    3. Most group projects require extra time (Goold, Craig, & Coldwell, 2008), and groups must take responsibility for organizing their collaboration and individual inputs (Lizzio & Wilson, 2005).

    1. So the bottom line of the IPCC’s first look at individual action is this: By reexamining the way we live, move around, and eat, the world has the potential to slash up to 70 percent of end-use emissions by 2050. Change is even possible in the very short term. And while hard data and peer-reviewed science show individual actions do matter, ultimately, the world has to think beyond the individual carbon footprint in addressing the climate crisis, including thinking about how individuals can bring about structural change.

      This is exactly what SRG has been advocating for in its bottom-up, rapid whole system change approach.

  24. Mar 2022
    1. Hath lightly leaped to death; and Tenagon, In true descent a Bactrian nobly born, Drifts by the sea-lashed reefs of Salamis, The isle of Ajax. Gone Lilaeus too, Gone are Arsames and Argestes! all,

      Although the messenger is talking about Persian soldiers, this might be similar to how Aeschylus as a soldier-poet might have viewed his comrades. Here the writer himself plays more of a role in the story than EoG.

    2. Masistes, Artembáres passed: Imaeus too, the bowman brave, Sosthánes, Pharandákes, drave— And others the all-nursing wave Of Nilus to the battle gave; Came Susiskánes, warrior wild, And Pegastágon, Egypt’s child:

      Emphasis on mortal characters' strengths as Athens or those supporting Athens build support for democracy. Aeschylus may have known and fought alongside people with similar personalities, strength of individual mortals also emphasized (unlike one divine, absolute ruler in EoG).

      Further, while EoG represents the rise of good to conquer evil, The Persians shows how one bad ruler (out of hubris and greed) of an otherwise good kingdom can become an antagonist -more complex setup than EoG

    3. The Shepherd and Lord of the East hath bidden a roadway to be! From the land to the land they pass over, a herd at the high king’s best; Some by the way of the waves, and some o’er the planking have pressed. For the king is a lord and a god: he was born of the golden seed That erst upon Danae fell—his captains are strong at the need! And dark is the glare of his eyes, as eyes of a serpent blood-fed, And with manifold troops in his train and with manifold ships hath he sped—

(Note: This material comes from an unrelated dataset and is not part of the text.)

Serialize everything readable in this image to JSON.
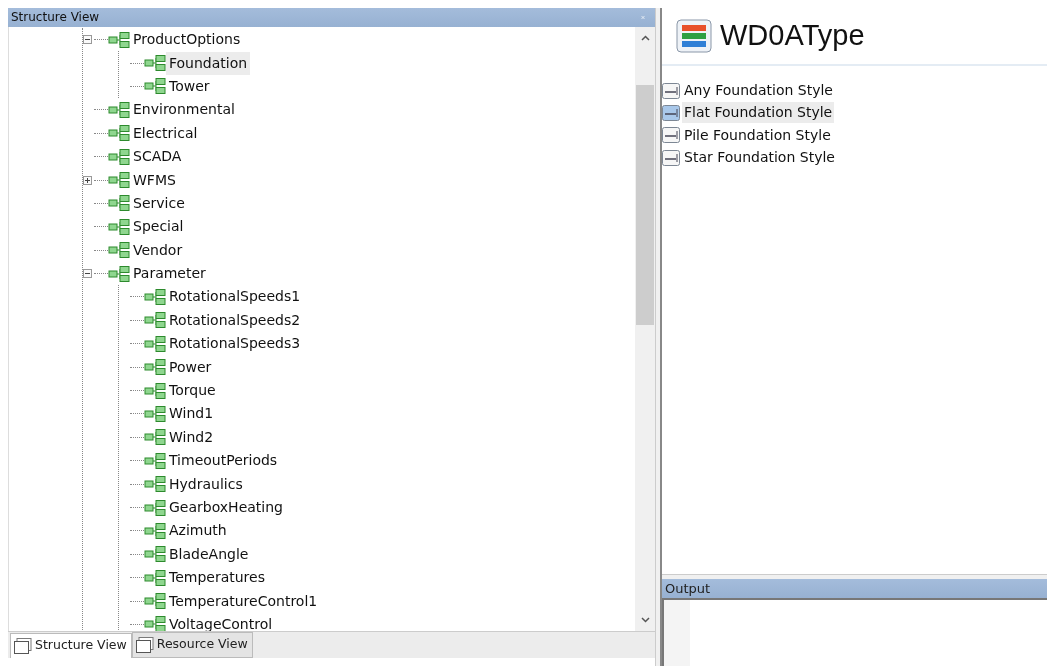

      Possibly Aeschylus' view of the Persian version of absolute rule; the greatness of one ruler there is similar to EoG, but here, the might of each individual Athenian soldier towards the defeat of such a great army may help persuade reader into more of a favorable view of democracy. Also, because Aeschylus viewed the Persian empire in general as great, it may also be a way to emphasize many enlightened Greeks' reaction under one foolish person.

  25. Jan 2022
    1. Europeans were constantly squabbling for advantage; societies ofthe Northeast Woodlands, by contrast, guaranteed one another themeans to an autonomous life – or at least ensured no man or womanwas subordinated to any other. Insofar as we can speak ofcommunism, it existed not in opposition to but in support of individualfreedom.

      Why can't we have some of the driving force of capitalism while ensuring that no person is subordinated to another while still supporting individual freedoms?

      Where did Western culture go wrong in getting stuck in a death lock with capitalism?